PROMPT: Nothing but an exact copy of the data should be output.

RECORDED DATA:

★ ★ ★ ★ ★ ★ ★

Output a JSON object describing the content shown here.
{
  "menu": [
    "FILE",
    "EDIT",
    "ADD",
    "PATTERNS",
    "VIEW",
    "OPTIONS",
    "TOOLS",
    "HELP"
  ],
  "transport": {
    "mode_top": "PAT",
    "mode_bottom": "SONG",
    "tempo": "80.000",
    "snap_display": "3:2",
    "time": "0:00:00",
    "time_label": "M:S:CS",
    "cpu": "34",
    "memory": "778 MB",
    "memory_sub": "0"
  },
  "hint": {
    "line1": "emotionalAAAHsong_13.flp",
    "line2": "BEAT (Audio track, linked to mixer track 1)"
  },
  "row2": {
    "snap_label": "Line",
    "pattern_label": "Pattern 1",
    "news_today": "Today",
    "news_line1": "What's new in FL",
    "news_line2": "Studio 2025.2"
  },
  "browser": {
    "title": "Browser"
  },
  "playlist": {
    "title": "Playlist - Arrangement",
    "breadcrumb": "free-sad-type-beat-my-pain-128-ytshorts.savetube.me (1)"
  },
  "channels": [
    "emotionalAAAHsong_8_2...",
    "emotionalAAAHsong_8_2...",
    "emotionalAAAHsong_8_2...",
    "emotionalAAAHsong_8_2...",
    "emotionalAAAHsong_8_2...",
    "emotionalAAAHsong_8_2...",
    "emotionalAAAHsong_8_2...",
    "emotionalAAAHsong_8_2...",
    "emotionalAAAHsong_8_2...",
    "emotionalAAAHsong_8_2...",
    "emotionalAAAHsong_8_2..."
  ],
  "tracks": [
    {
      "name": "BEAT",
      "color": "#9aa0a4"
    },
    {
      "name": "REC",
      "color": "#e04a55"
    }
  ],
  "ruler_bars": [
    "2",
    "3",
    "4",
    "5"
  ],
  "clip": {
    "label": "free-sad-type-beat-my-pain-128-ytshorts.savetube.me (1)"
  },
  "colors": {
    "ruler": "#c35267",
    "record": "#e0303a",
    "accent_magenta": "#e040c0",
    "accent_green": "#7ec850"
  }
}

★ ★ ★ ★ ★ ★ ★

ANSWER SPACE:
Output a JSON object describing the content shown here.
{
  "menu": [
    "FILE",
    "EDIT",
    "ADD",
    "PATTERNS",
    "VIEW",
    "OPTIONS",
    "TOOLS",
    "HELP"
  ],
  "transport": {
    "mode_top": "PAT",
    "mode_bottom": "SONG",
    "tempo": "80.000",
    "snap_display": "3:2",
    "time": "0:00:00",
    "time_label": "M:S:CS",
    "cpu": "34",
    "memory": "778 MB",
    "memory_sub": "0"
  },
  "hint": {
    "line1": "emotionalAAAHsong_13.flp",
    "line2": "BEAT (Audio track, linked to mixer track 1)"
  },
  "row2": {
    "snap_label": "Line",
    "pattern_label": "Pattern 1",
    "news_today": "Today",
    "news_line1": "What's new in FL",
    "news_line2": "Studio 2025.2"
  },
  "browser": {
    "title": "Browser"
  },
  "playlist": {
    "title": "Playlist - Arrangement",
    "breadcrumb": "free-sad-type-beat-my-pain-128-ytshorts.savetube.me (1)"
  },
  "channels": [
    "emotionalAAAHsong_8_2...",
    "emotionalAAAHsong_8_2...",
    "emotionalAAAHsong_8_2...",
    "emotionalAAAHsong_8_2...",
    "emotionalAAAHsong_8_2...",
    "emotionalAAAHsong_8_2...",
    "emotionalAAAHsong_8_2...",
    "emotionalAAAHsong_8_2...",
    "emotionalAAAHsong_8_2...",
    "emotionalAAAHsong_8_2...",
    "emotionalAAAHsong_8_2..."
  ],
  "tracks": [
    {
      "name": "BEAT",
      "color": "#9aa0a4"
    },
    {
      "name": "REC",
      "color": "#e04a55"
    }
  ],
  "ruler_bars": [
    "2",
    "3",
    "4",
    "5"
  ],
  "clip": {
    "label": "free-sad-type-beat-my-pain-128-ytshorts.savetube.me (1)"
  },
  "colors": {
    "ruler": "#c35267",
    "record": "#e0303a",
    "accent_magenta": "#e040c0",
    "accent_green": "#7ec850"
  }
}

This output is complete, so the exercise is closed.